Document Type : Commentary
Departement of Political Science, Université du Québec à Montréal, Montréal, QC, Canada
Faculty of Nursing, Université Laval, Québec, QC, Canada
School of Administration Sciences, Université TÉLUQ, Québec, QC, Canada
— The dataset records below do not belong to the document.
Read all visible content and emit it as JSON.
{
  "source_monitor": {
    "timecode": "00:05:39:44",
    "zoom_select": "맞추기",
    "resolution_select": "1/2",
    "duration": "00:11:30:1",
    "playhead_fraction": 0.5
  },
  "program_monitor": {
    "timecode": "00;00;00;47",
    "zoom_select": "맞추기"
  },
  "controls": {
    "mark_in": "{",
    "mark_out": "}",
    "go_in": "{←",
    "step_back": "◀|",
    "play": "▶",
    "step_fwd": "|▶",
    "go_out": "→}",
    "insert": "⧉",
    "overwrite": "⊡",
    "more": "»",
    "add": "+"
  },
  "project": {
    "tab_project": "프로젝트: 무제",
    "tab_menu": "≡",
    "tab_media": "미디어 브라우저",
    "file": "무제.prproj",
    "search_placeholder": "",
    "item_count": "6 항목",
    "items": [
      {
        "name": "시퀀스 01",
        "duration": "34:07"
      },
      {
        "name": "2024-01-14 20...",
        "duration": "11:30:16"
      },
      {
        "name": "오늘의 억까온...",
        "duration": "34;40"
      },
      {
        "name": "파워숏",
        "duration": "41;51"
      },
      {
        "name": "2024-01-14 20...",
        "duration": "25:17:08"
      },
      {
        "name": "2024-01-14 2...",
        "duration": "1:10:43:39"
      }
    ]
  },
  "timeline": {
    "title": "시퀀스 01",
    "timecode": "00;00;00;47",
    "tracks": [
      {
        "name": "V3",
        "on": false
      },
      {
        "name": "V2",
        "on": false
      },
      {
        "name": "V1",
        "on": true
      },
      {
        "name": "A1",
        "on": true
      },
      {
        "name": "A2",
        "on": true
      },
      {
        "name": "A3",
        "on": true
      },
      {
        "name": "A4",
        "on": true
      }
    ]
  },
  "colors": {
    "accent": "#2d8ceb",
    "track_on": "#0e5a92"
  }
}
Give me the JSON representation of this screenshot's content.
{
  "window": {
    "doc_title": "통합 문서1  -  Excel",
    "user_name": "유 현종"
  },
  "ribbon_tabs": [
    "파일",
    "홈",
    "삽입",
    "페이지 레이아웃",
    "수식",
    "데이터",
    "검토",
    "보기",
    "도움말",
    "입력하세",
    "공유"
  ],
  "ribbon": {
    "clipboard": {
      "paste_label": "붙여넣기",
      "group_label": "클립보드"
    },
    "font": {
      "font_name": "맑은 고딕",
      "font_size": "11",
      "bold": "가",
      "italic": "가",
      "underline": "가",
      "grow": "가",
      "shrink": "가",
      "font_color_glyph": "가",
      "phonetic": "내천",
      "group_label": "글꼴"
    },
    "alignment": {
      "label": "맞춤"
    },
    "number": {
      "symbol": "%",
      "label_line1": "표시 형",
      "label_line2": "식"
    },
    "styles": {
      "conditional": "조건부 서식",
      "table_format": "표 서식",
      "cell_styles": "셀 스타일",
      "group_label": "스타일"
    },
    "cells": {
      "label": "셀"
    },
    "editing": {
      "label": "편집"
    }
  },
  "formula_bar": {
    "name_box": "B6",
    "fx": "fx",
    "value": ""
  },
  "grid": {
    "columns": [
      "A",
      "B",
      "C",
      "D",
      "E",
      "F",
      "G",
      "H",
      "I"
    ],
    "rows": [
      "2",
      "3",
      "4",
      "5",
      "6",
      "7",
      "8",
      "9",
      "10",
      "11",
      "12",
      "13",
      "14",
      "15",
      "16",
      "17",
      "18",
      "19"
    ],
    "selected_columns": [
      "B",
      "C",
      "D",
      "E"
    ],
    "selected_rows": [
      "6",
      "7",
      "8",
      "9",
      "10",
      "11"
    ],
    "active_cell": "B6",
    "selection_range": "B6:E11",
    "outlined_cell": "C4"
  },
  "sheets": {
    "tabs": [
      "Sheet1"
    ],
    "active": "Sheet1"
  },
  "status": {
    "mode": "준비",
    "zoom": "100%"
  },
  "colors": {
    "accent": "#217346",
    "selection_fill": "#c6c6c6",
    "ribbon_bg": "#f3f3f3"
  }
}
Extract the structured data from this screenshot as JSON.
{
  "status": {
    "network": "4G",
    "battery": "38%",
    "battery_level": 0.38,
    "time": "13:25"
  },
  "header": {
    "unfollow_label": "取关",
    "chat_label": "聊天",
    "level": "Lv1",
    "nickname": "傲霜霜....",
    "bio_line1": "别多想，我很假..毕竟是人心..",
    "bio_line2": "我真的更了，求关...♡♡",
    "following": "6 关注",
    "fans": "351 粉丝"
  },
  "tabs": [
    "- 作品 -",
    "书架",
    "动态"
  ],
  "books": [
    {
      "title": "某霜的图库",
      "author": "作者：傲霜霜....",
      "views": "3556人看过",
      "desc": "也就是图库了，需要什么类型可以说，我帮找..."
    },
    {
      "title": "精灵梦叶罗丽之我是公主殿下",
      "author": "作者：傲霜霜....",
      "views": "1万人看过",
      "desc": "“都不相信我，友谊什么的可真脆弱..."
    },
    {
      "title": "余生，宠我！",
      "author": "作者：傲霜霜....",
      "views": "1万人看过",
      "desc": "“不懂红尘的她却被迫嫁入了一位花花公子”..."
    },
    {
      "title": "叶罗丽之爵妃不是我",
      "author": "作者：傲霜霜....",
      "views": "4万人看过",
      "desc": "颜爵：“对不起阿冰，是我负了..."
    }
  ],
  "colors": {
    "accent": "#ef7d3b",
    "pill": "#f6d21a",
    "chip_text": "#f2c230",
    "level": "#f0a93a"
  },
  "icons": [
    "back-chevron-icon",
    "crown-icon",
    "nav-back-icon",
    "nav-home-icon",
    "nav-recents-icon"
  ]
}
Rinaldi and Bekker ask whether populist radical right (PRR) parties have an influence on population health and health equity. The assumption is that this influence is negative, but mediated by political system characteristics. Starting from the authors’ premise that the positions of PRR parties on welfare policies are a good proxy for health outcomes, we build on political science literature to suggest further avenues for research. The equivocal relationship between political parties and the ownership of specific healthcare, health insurance and public health issues invites studies that break down party positions relating to different health policy issues. As policy-makers use social representations of target populations to make policy decisions and anticipate the feedback these decisions might generate, it is worth studying how PRR parties influence societal, institutional and partisan perceptions of deserving and undeserving populations, even when they are not in government.